Rumination, the process of recurrent worrying or brooding, is the default process of the brain but can lead to impaired decision making and even depression.
Talking to yourself in the third person brings clarity, insight and greater emotional regulation about the current situation or problem.
The detachment that being in the third-person offers, removes the inherent emotional bias that one has, but is unaware of.
Studies have found that just having negative feelings isn’t enough to lead to depressive symptoms. You also have to be unable to put a name to your feeling state, and then dwell on trying to identify it, to be at risk of depression.
It’s important, without ruminating, to try to identify negative emotions so you can move on, relying on methods proven to be successful against that particular emotion.

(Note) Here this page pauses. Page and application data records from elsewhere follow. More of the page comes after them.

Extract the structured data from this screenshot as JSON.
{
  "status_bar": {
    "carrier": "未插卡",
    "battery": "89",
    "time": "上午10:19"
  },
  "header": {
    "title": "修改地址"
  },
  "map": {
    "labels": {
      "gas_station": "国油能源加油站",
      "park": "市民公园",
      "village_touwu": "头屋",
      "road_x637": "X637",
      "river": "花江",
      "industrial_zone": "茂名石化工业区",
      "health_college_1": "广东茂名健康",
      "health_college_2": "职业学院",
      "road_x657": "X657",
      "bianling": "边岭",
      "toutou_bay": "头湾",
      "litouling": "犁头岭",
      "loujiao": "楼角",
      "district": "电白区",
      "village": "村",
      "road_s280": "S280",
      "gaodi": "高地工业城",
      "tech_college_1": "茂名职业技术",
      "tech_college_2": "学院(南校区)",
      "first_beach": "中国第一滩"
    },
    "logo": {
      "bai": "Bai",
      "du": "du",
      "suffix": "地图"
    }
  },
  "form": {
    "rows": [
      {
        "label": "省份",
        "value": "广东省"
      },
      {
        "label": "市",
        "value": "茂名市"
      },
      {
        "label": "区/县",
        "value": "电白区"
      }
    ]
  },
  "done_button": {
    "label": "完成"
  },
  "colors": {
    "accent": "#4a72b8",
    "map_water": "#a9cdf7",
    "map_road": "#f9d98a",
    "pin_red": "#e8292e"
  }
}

Some people may just have a tendency to experience emotions intensely, but this factor is an independent contributor to feelings of depression.
If we 'marry' the two kinds of decision making, the process of rational analysis, where we objectively understand the other person, with the feeling of love, then we can ask ourselves the right questions, and go towards something that can last.